Exploring sport online: Athletes and efficient hearts
Exploring sport online: Athletes and efficient hearts

This free course is available to start right now. Review the full course description and key learning outcomes and create an account and enrol if you want a free statement of participation.

Free course

Exploring sport online: Athletes and efficient hearts

2.6 Making notes

Turning ideas you learn from this course into your own words through taking notes can help sharpen your understanding and focus your thinking. The key to successful note taking is to create notes that capture the key points of what you are reading, watching or listening to, rather than writing pages and pages that are boring to write and even more boring to read! You will probably come across many new scientific terms as well as new concepts and so making notes is a good way to make sure you understand these new ideas.

The next activity gives you a chance to practice making linear notes and a mind map.

Linear notes are the most common form of note taking and probably the one with which you are most familiar. It involves writing notes by picking out and recording the most important points as you work through the course. Avoid at all costs simply typing out most or all of the text again, or just cutting and pasting large amounts of text – you won't fully engage with the material and absorb its ideas.

The best thing to do is to try to make sure your notes are in your own words as this will help you understand what you have been reading. Remember to add a reference to the part of the course your notes cover so you can easily find your way back to it.

If you haven't tried creating a mind map (or spider diagram) it is well worth giving it a try. When mind mapping you generally put the central topic in the middle of the page and then arrange the different aspects of the topic around it. Mind maps give you a clear visual representation of the relationship between points or ideas and many people find that the effort they put into constructing a mind map is enough to fix the information in their memory. One great thing about mind maps is there are really no rules – you can be as creative as you like. You can draw one by hand or you could try and create one using your word processor.

Activity 3: What you need to do

Look back over this section and make notes of the main points as you go along. Have a go at creating some linear notes and a mind map. If you are unsure about how to go about creating a mind map, read Visual techniques for revision.

Discussion

How did you get on? Did you find one type of notes easier to make? Have a look at examples of both types of notes here, how do they compare with yours?

Figure 4
Figure 4 Linear notes
Figure 5
Figure 5 Mind map

Make sure you carry on making notes as you work through the course.

Y164_1

Take your learning further

Making the decision to study can be a big step, which is why you'll want a trusted University. The Open University has over 40 years’ experience delivering flexible learning and 170,000 students are studying with us right now. Take a look at all Open University courses.
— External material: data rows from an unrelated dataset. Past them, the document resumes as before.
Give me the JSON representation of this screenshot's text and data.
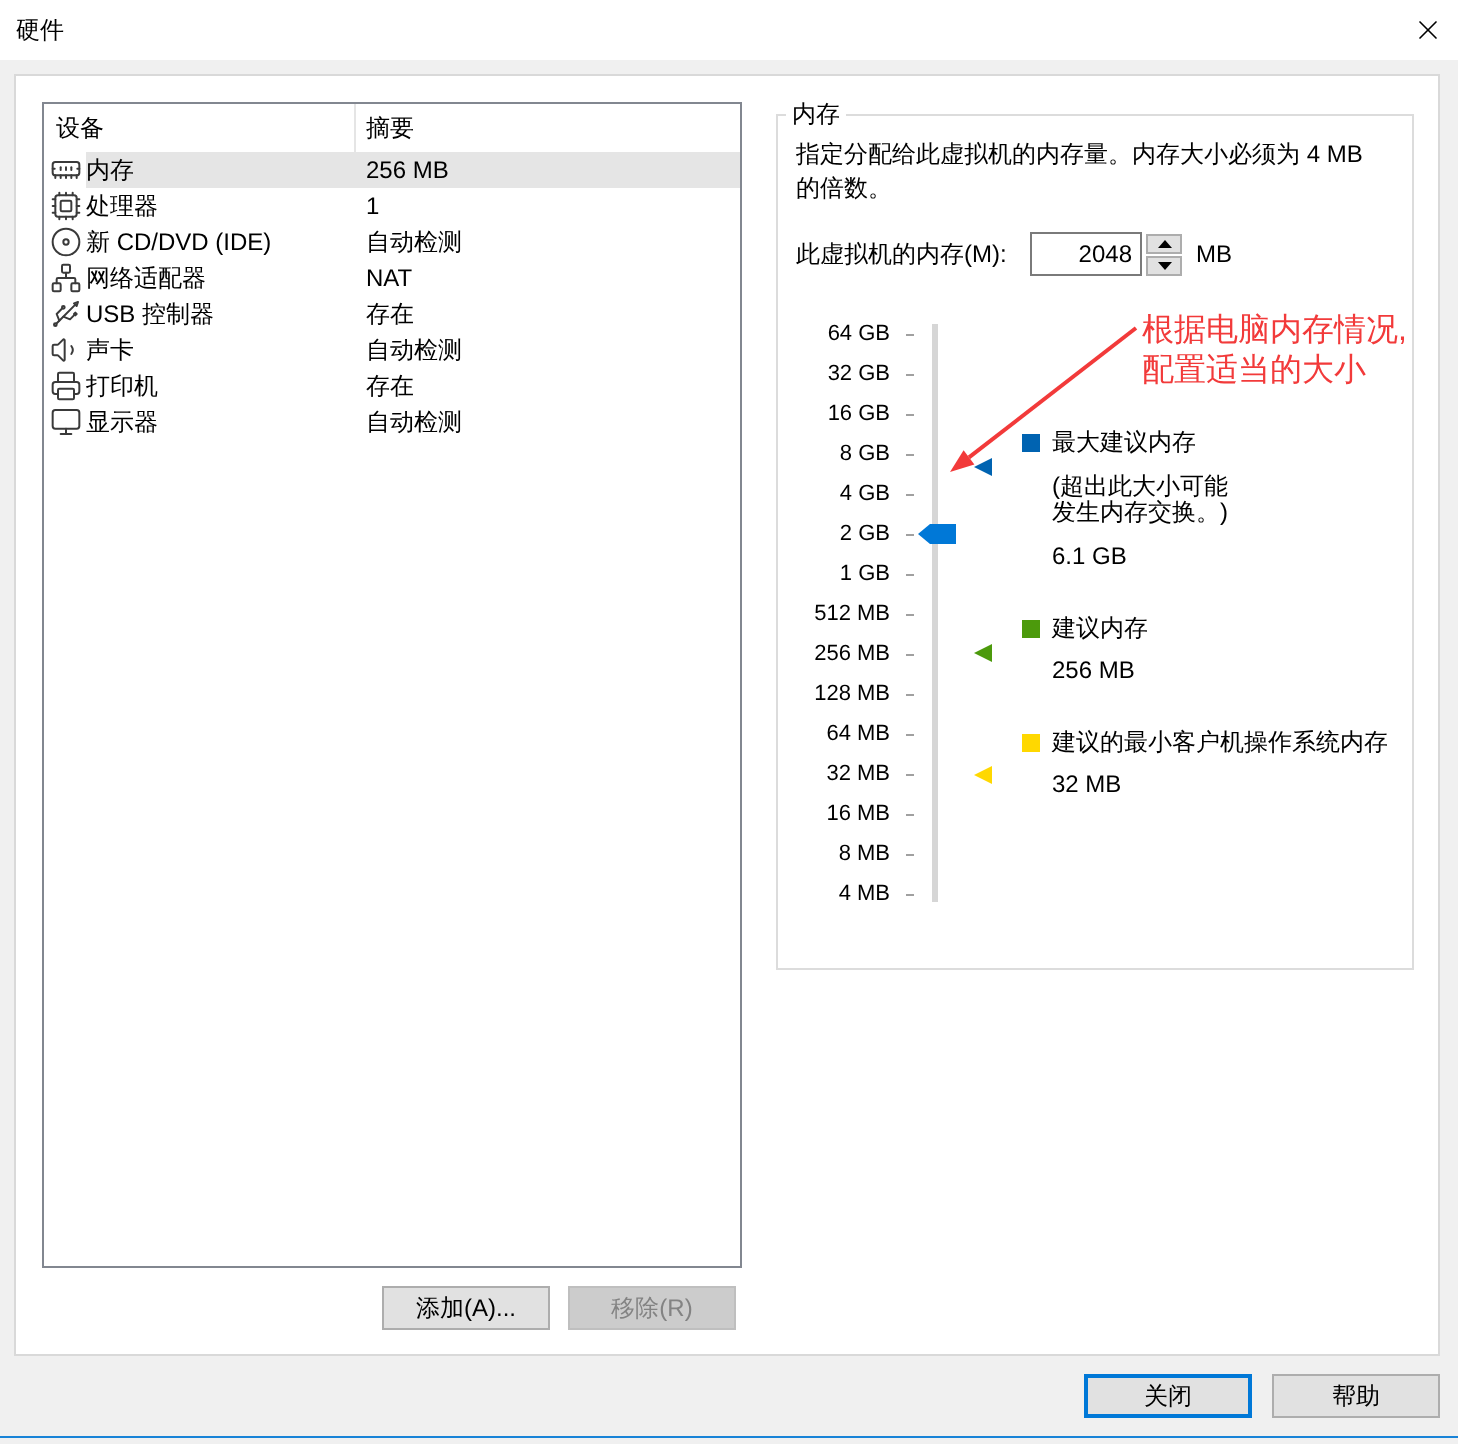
{
  "window": {
    "title": "硬件"
  },
  "device_table": {
    "columns": [
      "设备",
      "摘要"
    ],
    "rows": [
      {
        "kind": "memory",
        "device": "内存",
        "summary": "256 MB",
        "selected": true
      },
      {
        "kind": "processor",
        "device": "处理器",
        "summary": "1",
        "selected": false
      },
      {
        "kind": "cdrom",
        "device": "新 CD/DVD (IDE)",
        "summary": "自动检测",
        "selected": false
      },
      {
        "kind": "network",
        "device": "网络适配器",
        "summary": "NAT",
        "selected": false
      },
      {
        "kind": "usb",
        "device": "USB 控制器",
        "summary": "存在",
        "selected": false
      },
      {
        "kind": "sound",
        "device": "声卡",
        "summary": "自动检测",
        "selected": false
      },
      {
        "kind": "printer",
        "device": "打印机",
        "summary": "存在",
        "selected": false
      },
      {
        "kind": "display",
        "device": "显示器",
        "summary": "自动检测",
        "selected": false
      }
    ]
  },
  "list_buttons": [
    {
      "label": "添加(A)...",
      "disabled": false
    },
    {
      "label": "移除(R)",
      "disabled": true
    }
  ],
  "memory_panel": {
    "title": "内存",
    "description": "指定分配给此虚拟机的内存量。内存大小必须为 4 MB 的倍数。",
    "memory_field": {
      "label": "此虚拟机的内存(M):",
      "value": "2048",
      "unit": "MB"
    },
    "slider": {
      "ticks": [
        "64 GB",
        "32 GB",
        "16 GB",
        "8 GB",
        "4 GB",
        "2 GB",
        "1 GB",
        "512 MB",
        "256 MB",
        "128 MB",
        "64 MB",
        "32 MB",
        "16 MB",
        "8 MB",
        "4 MB"
      ],
      "level": 0.643
    },
    "markers": [
      {
        "label": "最大建议内存",
        "note": "(超出此大小可能发生内存交换。)",
        "value": "6.1 GB",
        "color": "#0063b1",
        "level": 0.764
      },
      {
        "label": "建议内存",
        "value": "256 MB",
        "color": "#4c9a0c",
        "level": 0.432
      },
      {
        "label": "建议的最小客户机操作系统内存",
        "value": "32 MB",
        "color": "#ffd800",
        "level": 0.214
      }
    ]
  },
  "annotation": {
    "text": "根据电脑内存情况,配置适当的大小"
  },
  "dialog_buttons": [
    {
      "label": "关闭",
      "focused": true
    },
    {
      "label": "帮助",
      "focused": false
    }
  ]
}
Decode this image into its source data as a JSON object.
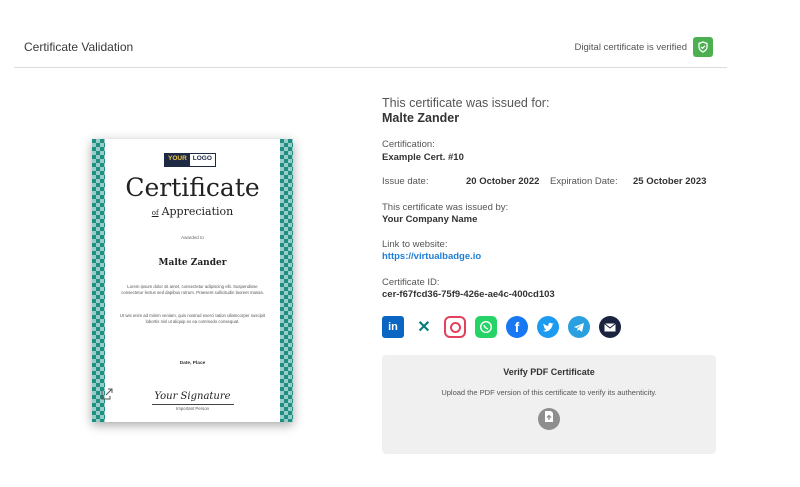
{
  "header": {
    "title": "Certificate Validation",
    "verified_text": "Digital certificate is verified",
    "verified_color": "#4caf50"
  },
  "certificate_preview": {
    "logo_part1": "YOUR",
    "logo_part2": "LOGO",
    "title": "Certificate",
    "subtitle_of": "of",
    "subtitle": "Appreciation",
    "awarded_to": "Awarded to",
    "name": "Malte Zander",
    "lorem1": "Lorem ipsum dolor sit amet, consectetur adipiscing elit. Suspendisse consectetur lectus sed dapibus rutrum. Praesent sollicitudin laoreet massa.",
    "lorem2": "Ut wis enim ad minim veniam, quis nostrud exerci tation ullamcorper suscipit lobortis nisl ut aliquip ex ea commodo consequat.",
    "date_place": "Date, Place",
    "signature": "Your Signature",
    "signer": "Important Person",
    "border_color": "#1e8f82"
  },
  "info": {
    "issued_for_label": "This certificate was issued for:",
    "recipient": "Malte Zander",
    "certification_label": "Certification:",
    "certification": "Example Cert. #10",
    "issue_date_label": "Issue date:",
    "issue_date": "20 October 2022",
    "expiration_label": "Expiration Date:",
    "expiration_date": "25 October 2023",
    "issued_by_label": "This certificate was issued by:",
    "issuer": "Your Company Name",
    "website_label": "Link to website:",
    "website": "https://virtualbadge.io",
    "id_label": "Certificate ID:",
    "id": "cer-f67fcd36-75f9-426e-ae4c-400cd103"
  },
  "share_icons": [
    "linkedin-icon",
    "xing-icon",
    "instagram-icon",
    "whatsapp-icon",
    "facebook-icon",
    "twitter-icon",
    "telegram-icon",
    "email-icon"
  ],
  "verify": {
    "title": "Verify PDF Certificate",
    "description": "Upload the PDF version of this certificate to verify its authenticity."
  },
  "colors": {
    "link": "#1e7fd8",
    "panel_bg": "#f0f0f0"
  }
}
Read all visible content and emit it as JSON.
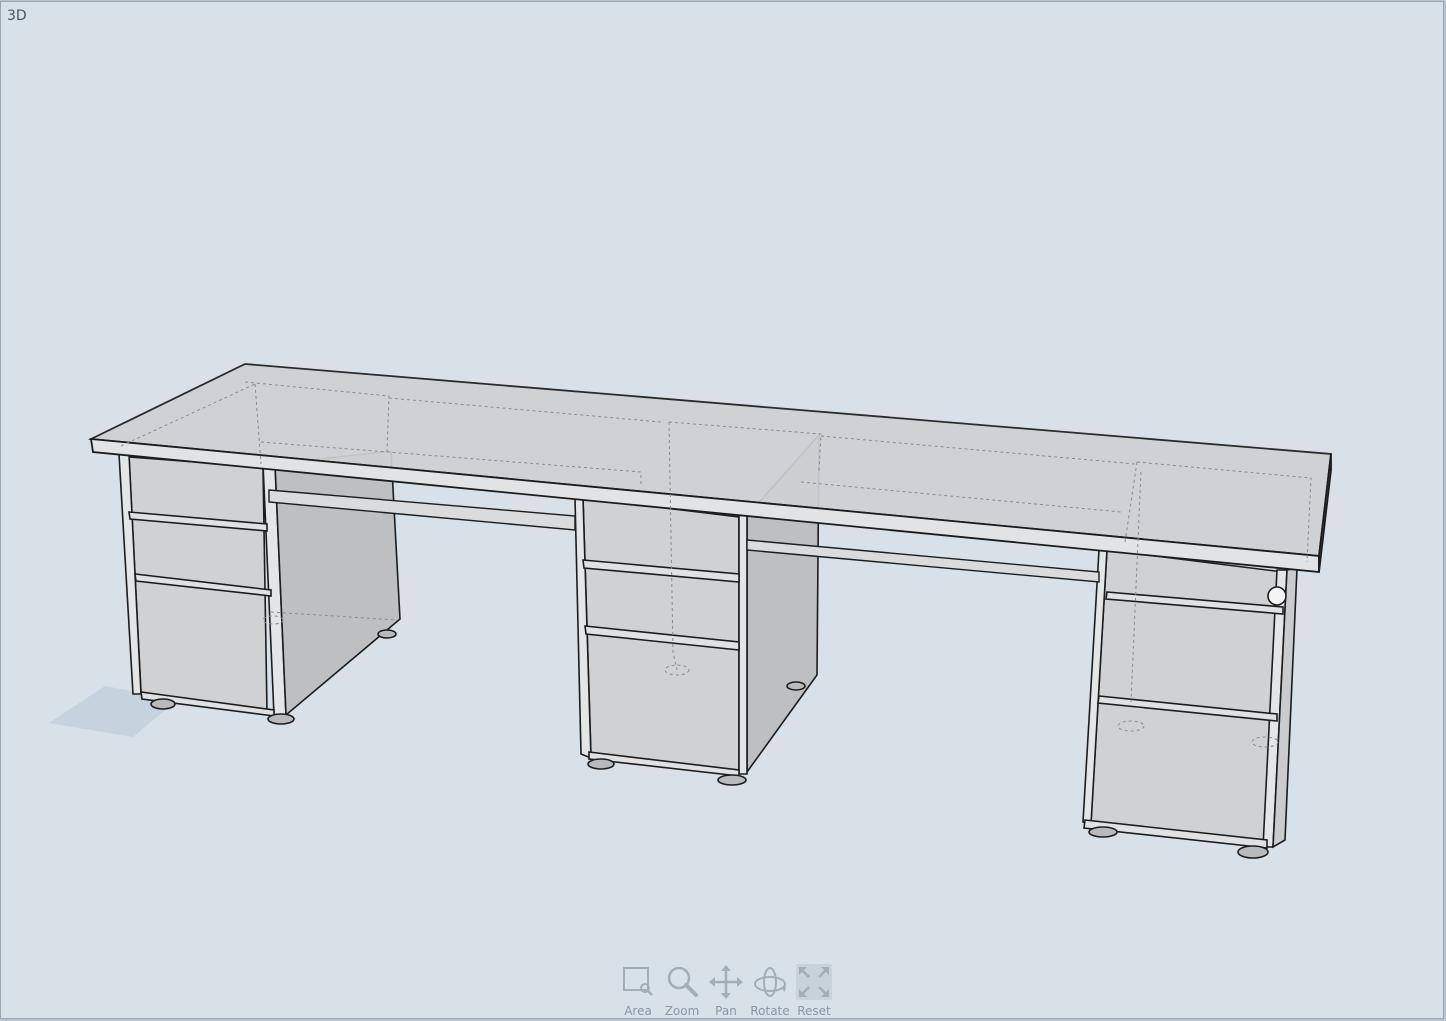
{
  "viewport": {
    "view_label": "3D",
    "background": "#d8e0e8"
  },
  "model": {
    "description_icon": "desk-3d-model",
    "panel_fill": "#d4d6d8",
    "edge_color": "#1c1c1c",
    "hidden_edge_color": "#8a8a8a"
  },
  "toolbar": {
    "tools": [
      {
        "label": "Area",
        "icon": "area-zoom-icon"
      },
      {
        "label": "Zoom",
        "icon": "magnifier-icon"
      },
      {
        "label": "Pan",
        "icon": "pan-arrows-icon"
      },
      {
        "label": "Rotate",
        "icon": "rotate-orbit-icon"
      },
      {
        "label": "Reset",
        "icon": "reset-expand-icon"
      }
    ]
  }
}
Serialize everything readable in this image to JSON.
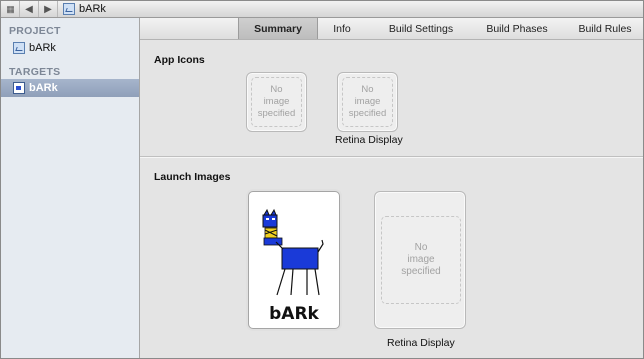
{
  "jumpbar": {
    "grid_icon": "grid-icon",
    "back_icon": "back-arrow-icon",
    "forward_icon": "forward-arrow-icon",
    "back_glyph": "◀",
    "forward_glyph": "▶",
    "grid_glyph": "▦",
    "crumb": "bARk"
  },
  "sidebar": {
    "project_heading": "PROJECT",
    "project_item": "bARk",
    "targets_heading": "TARGETS",
    "target_item": "bARk"
  },
  "tabs": [
    "Summary",
    "Info",
    "Build Settings",
    "Build Phases",
    "Build Rules"
  ],
  "app_icons": {
    "label": "App Icons",
    "placeholder_line1": "No",
    "placeholder_line2": "image",
    "placeholder_line3": "specified",
    "retina_caption": "Retina Display"
  },
  "launch_images": {
    "label": "Launch Images",
    "placeholder_line1": "No",
    "placeholder_line2": "image",
    "placeholder_line3": "specified",
    "retina_caption": "Retina Display",
    "drawing_text": "bARk"
  },
  "colors": {
    "selection": "#98a8c2",
    "dog_blue": "#1a3ad8",
    "dog_yellow": "#f0d020"
  }
}
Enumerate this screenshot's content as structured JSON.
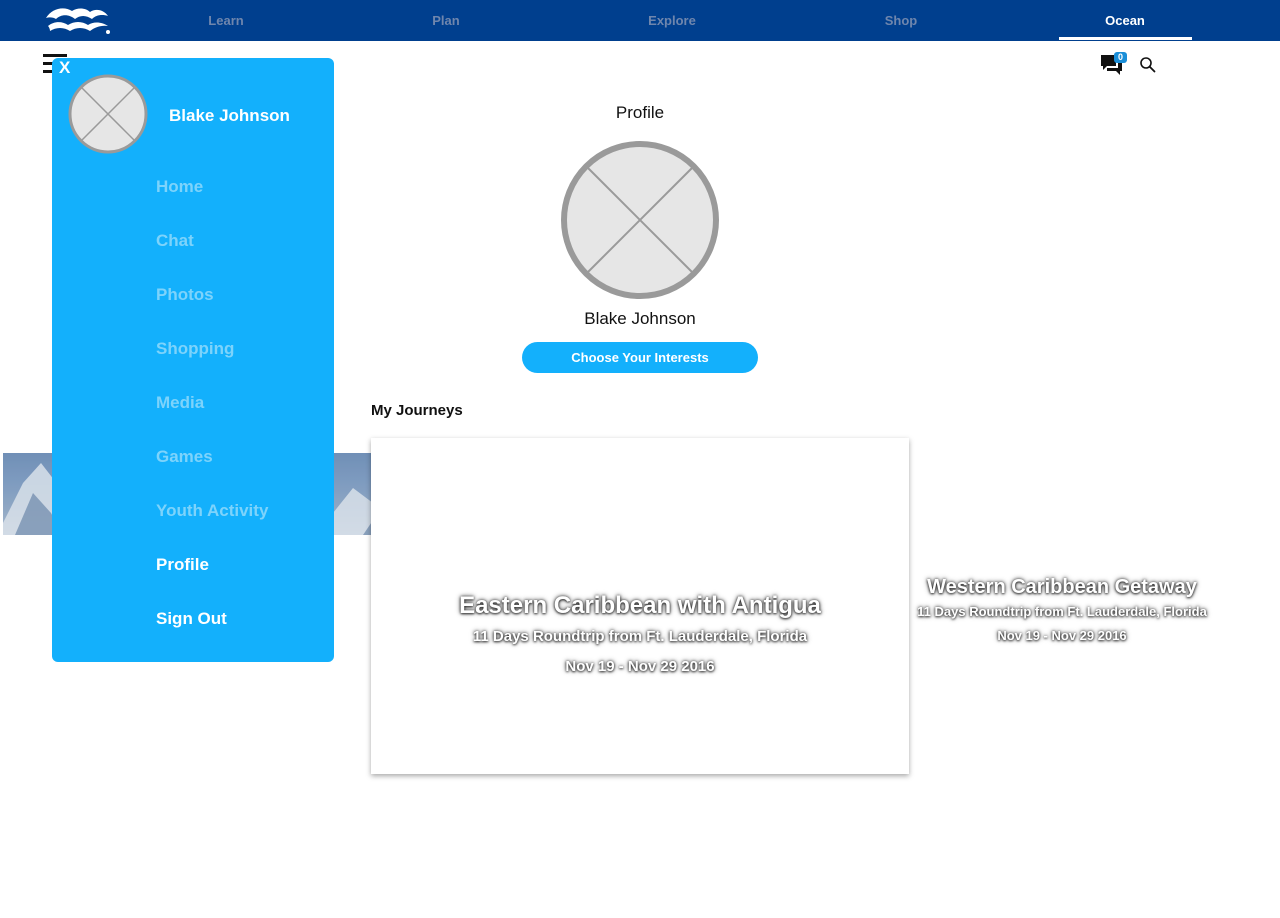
{
  "nav": {
    "items": [
      {
        "label": "Learn",
        "active": false
      },
      {
        "label": "Plan",
        "active": false
      },
      {
        "label": "Explore",
        "active": false
      },
      {
        "label": "Shop",
        "active": false
      },
      {
        "label": "Ocean",
        "active": true
      }
    ]
  },
  "header": {
    "chat_count": "0",
    "icons": [
      "menu-icon",
      "chat-icon",
      "search-icon"
    ]
  },
  "drawer": {
    "close_label": "X",
    "user_name": "Blake Johnson",
    "items": [
      {
        "label": "Home"
      },
      {
        "label": "Chat"
      },
      {
        "label": "Photos"
      },
      {
        "label": "Shopping"
      },
      {
        "label": "Media"
      },
      {
        "label": "Games"
      },
      {
        "label": "Youth Activity"
      },
      {
        "label": "Profile"
      },
      {
        "label": "Sign Out"
      }
    ]
  },
  "profile": {
    "title": "Profile",
    "name": "Blake Johnson",
    "interests_button": "Choose Your Interests"
  },
  "journeys": {
    "title": "My Journeys",
    "cards": [
      {
        "title": "Eastern Caribbean with Antigua",
        "subtitle": "11 Days Roundtrip from Ft. Lauderdale, Florida",
        "dates": "Nov 19 - Nov 29 2016"
      },
      {
        "title": "Western Caribbean Getaway",
        "subtitle": "11 Days Roundtrip from Ft. Lauderdale, Florida",
        "dates": "Nov 19 - Nov 29 2016"
      }
    ]
  },
  "colors": {
    "nav_background": "#003f8e",
    "accent_blue": "#13b0fc",
    "inactive_nav_text": "#6f86ad",
    "inactive_drawer_text": "#7dd3fb"
  }
}
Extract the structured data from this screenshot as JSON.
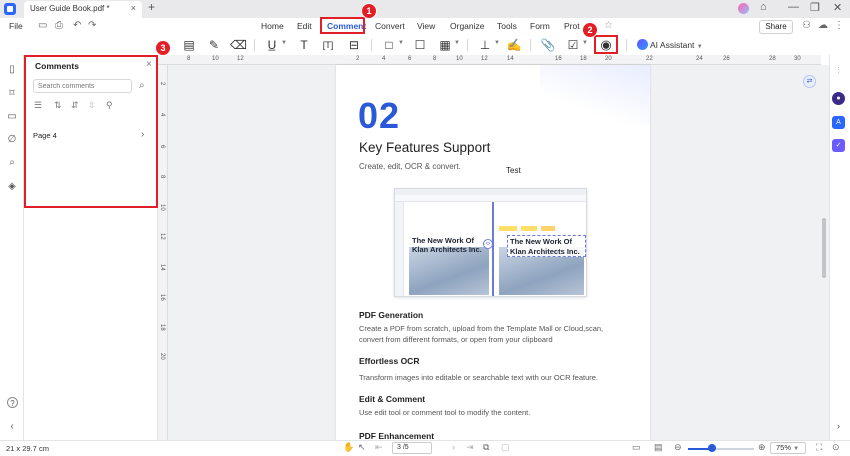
{
  "titlebar": {
    "tab_title": "User Guide Book.pdf *",
    "tab_close": "×",
    "new_tab": "+",
    "minimize": "—",
    "maximize": "❐",
    "close": "✕"
  },
  "menu": {
    "file": "File",
    "items": [
      "Home",
      "Edit",
      "Comment",
      "Convert",
      "View",
      "Organize",
      "Tools",
      "Form",
      "Prot"
    ],
    "share": "Share"
  },
  "toolbar": {
    "ai_assistant": "AI Assistant",
    "icons": [
      "sticky-note-icon",
      "pencil-icon",
      "eraser-icon",
      "underline-icon",
      "text-comment-icon",
      "text-box-icon",
      "callout-icon",
      "shape-icon",
      "note-icon",
      "area-highlight-icon",
      "stamp-icon",
      "signature-icon",
      "attachment-icon",
      "markup-icon",
      "show-hide-comments-icon"
    ]
  },
  "comments_panel": {
    "title": "Comments",
    "close": "×",
    "search_placeholder": "Search comments",
    "page_item": "Page 4",
    "page_chevron": "›"
  },
  "ruler": {
    "h_ticks": [
      "8",
      "10",
      "12",
      "2",
      "4",
      "6",
      "8",
      "10",
      "12",
      "14",
      "16",
      "18",
      "20",
      "22",
      "24",
      "26",
      "28",
      "30"
    ],
    "v_ticks": [
      "2",
      "4",
      "6",
      "8",
      "10",
      "12",
      "14",
      "16",
      "18",
      "20"
    ]
  },
  "document": {
    "section_number": "02",
    "title": "Key Features Support",
    "subtitle": "Create, edit, OCR & convert.",
    "test_label": "Test",
    "illustration_left_text": "The New Work Of\nKlan Architects Inc.",
    "illustration_right_text": "The New Work Of\nKlan Architects Inc.",
    "sections": [
      {
        "heading": "PDF Generation",
        "body": "Create a PDF from scratch, upload from the Template Mall or Cloud,scan, convert from different formats, or open from your clipboard"
      },
      {
        "heading": "Effortless OCR",
        "body": "Transform images into editable or searchable text with our OCR feature."
      },
      {
        "heading": "Edit & Comment",
        "body": "Use edit tool or comment tool to modify the content."
      },
      {
        "heading": "PDF Enhancement",
        "body": ""
      }
    ]
  },
  "statusbar": {
    "page_size": "21 x 29.7 cm",
    "page_indicator": "3 /5",
    "zoom": "75%",
    "zoom_level": 0.36
  },
  "annotations": {
    "badge1": "1",
    "badge2": "2",
    "badge3": "3"
  },
  "colors": {
    "accent": "#2a59d8",
    "annotation_red": "#e21f26"
  }
}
If you are new to university level study, find out more about the types of qualifications we offer, including our entry level Access courses and Certificates.

Not ready for University study then browse over 900 free courses on OpenLearn and sign up to our newsletter to hear about new free courses as they are released.

Every year, thousands of students decide to study with The Open University. With over 120 qualifications, we’ve got the right course for you.

Request an Open University prospectus